- _TASK DIRECTIONS_
Will you extract the entries word for word? Images should not appear in the copy.

===============

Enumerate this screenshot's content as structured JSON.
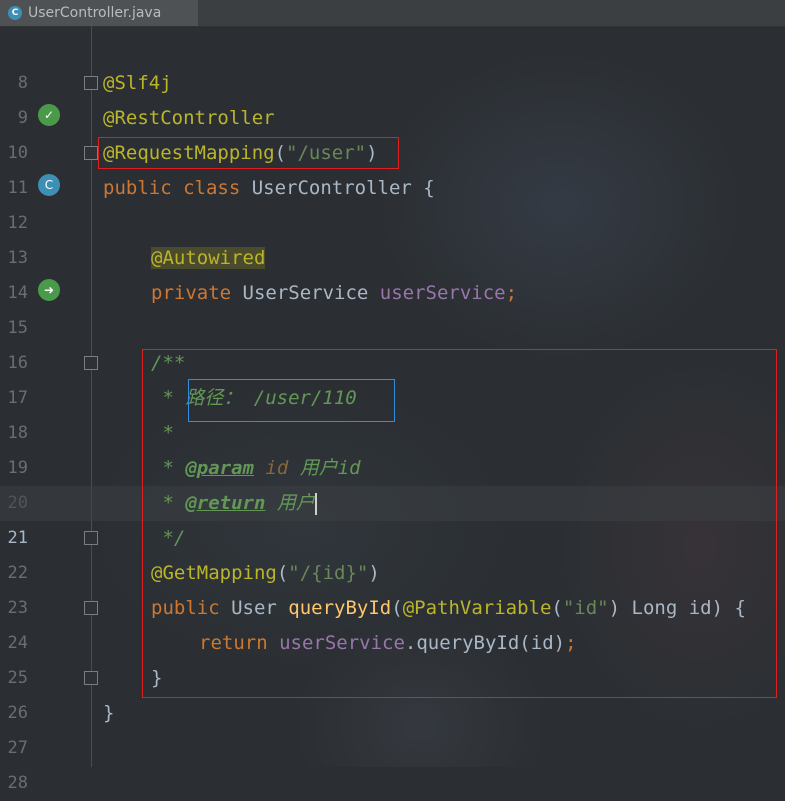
{
  "tab": {
    "label": "UserController.java",
    "icon": "class-c-icon"
  },
  "lines": {
    "l8": {
      "num": "8"
    },
    "l9": {
      "num": "9",
      "ann": "@Slf4j"
    },
    "l10": {
      "num": "10",
      "ann": "@RestController"
    },
    "l11": {
      "num": "11",
      "ann": "@RequestMapping",
      "p1": "(",
      "str": "\"/user\"",
      "p2": ")"
    },
    "l12": {
      "num": "12",
      "kw": "public class ",
      "id": "UserController {"
    },
    "l13": {
      "num": "13"
    },
    "l14": {
      "num": "14",
      "ann": "@Autowired"
    },
    "l15": {
      "num": "15",
      "kw": "private ",
      "type": "UserService ",
      "field": "userService",
      "semi": ";"
    },
    "l16": {
      "num": "16"
    },
    "l17": {
      "num": "17",
      "cmt": "/**"
    },
    "l18": {
      "num": "18",
      "cmt": " * 路径： /user/110"
    },
    "l19": {
      "num": "19",
      "cmt": " *"
    },
    "l20": {
      "num": "20",
      "star": " * ",
      "tag": "@param",
      "tagval": " id",
      "cmt": " 用户id"
    },
    "l21": {
      "num": "21",
      "star": " * ",
      "tag": "@return",
      "cmt": " 用户"
    },
    "l22": {
      "num": "22",
      "cmt": " */"
    },
    "l23": {
      "num": "23",
      "ann": "@GetMapping",
      "p1": "(",
      "str": "\"/{id}\"",
      "p2": ")"
    },
    "l24": {
      "num": "24",
      "kw": "public ",
      "type": "User ",
      "fn": "queryById",
      "p1": "(",
      "ann": "@PathVariable",
      "p2": "(",
      "str": "\"id\"",
      "p3": ") Long id) {"
    },
    "l25": {
      "num": "25",
      "kw": "return ",
      "field": "userService",
      "rest": ".queryById(id)",
      "semi": ";"
    },
    "l26": {
      "num": "26",
      "id": "}"
    },
    "l27": {
      "num": "27",
      "id": "}"
    },
    "l28": {
      "num": "28"
    }
  },
  "colors": {
    "highlight_red": "#e02020",
    "highlight_blue": "#2e8ee0"
  }
}
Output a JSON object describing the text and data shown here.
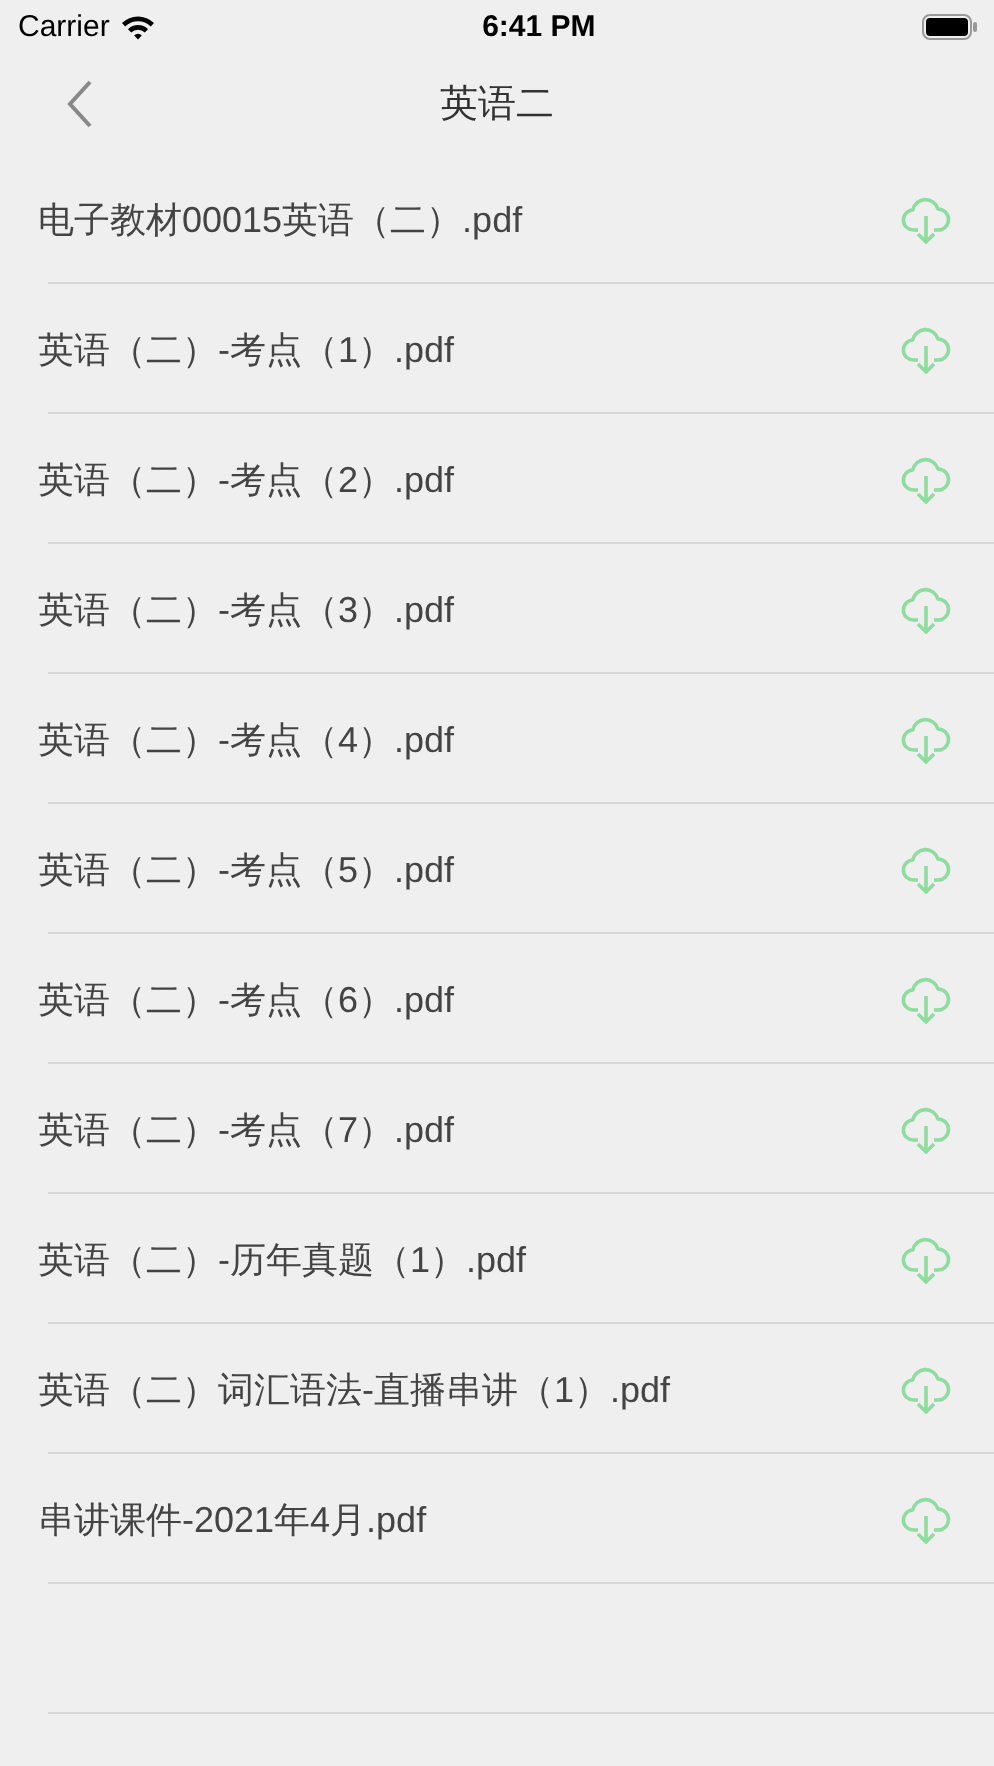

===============

- _ANSWER TO THE EXERCISE_
Enumerate this screenshot's content as structured JSON.
{
  "tab": {
    "label": "UserController.java",
    "icon": "class-c-icon"
  },
  "lines": {
    "l8": {
      "num": "8"
    },
    "l9": {
      "num": "9",
      "ann": "@Slf4j"
    },
    "l10": {
      "num": "10",
      "ann": "@RestController"
    },
    "l11": {
      "num": "11",
      "ann": "@RequestMapping",
      "p1": "(",
      "str": "\"/user\"",
      "p2": ")"
    },
    "l12": {
      "num": "12",
      "kw": "public class ",
      "id": "UserController {"
    },
    "l13": {
      "num": "13"
    },
    "l14": {
      "num": "14",
      "ann": "@Autowired"
    },
    "l15": {
      "num": "15",
      "kw": "private ",
      "type": "UserService ",
      "field": "userService",
      "semi": ";"
    },
    "l16": {
      "num": "16"
    },
    "l17": {
      "num": "17",
      "cmt": "/**"
    },
    "l18": {
      "num": "18",
      "cmt": " * 路径： /user/110"
    },
    "l19": {
      "num": "19",
      "cmt": " *"
    },
    "l20": {
      "num": "20",
      "star": " * ",
      "tag": "@param",
      "tagval": " id",
      "cmt": " 用户id"
    },
    "l21": {
      "num": "21",
      "star": " * ",
      "tag": "@return",
      "cmt": " 用户"
    },
    "l22": {
      "num": "22",
      "cmt": " */"
    },
    "l23": {
      "num": "23",
      "ann": "@GetMapping",
      "p1": "(",
      "str": "\"/{id}\"",
      "p2": ")"
    },
    "l24": {
      "num": "24",
      "kw": "public ",
      "type": "User ",
      "fn": "queryById",
      "p1": "(",
      "ann": "@PathVariable",
      "p2": "(",
      "str": "\"id\"",
      "p3": ") Long id) {"
    },
    "l25": {
      "num": "25",
      "kw": "return ",
      "field": "userService",
      "rest": ".queryById(id)",
      "semi": ";"
    },
    "l26": {
      "num": "26",
      "id": "}"
    },
    "l27": {
      "num": "27",
      "id": "}"
    },
    "l28": {
      "num": "28"
    }
  },
  "colors": {
    "highlight_red": "#e02020",
    "highlight_blue": "#2e8ee0"
  }
}
Output a JSON object describing the text and data shown here.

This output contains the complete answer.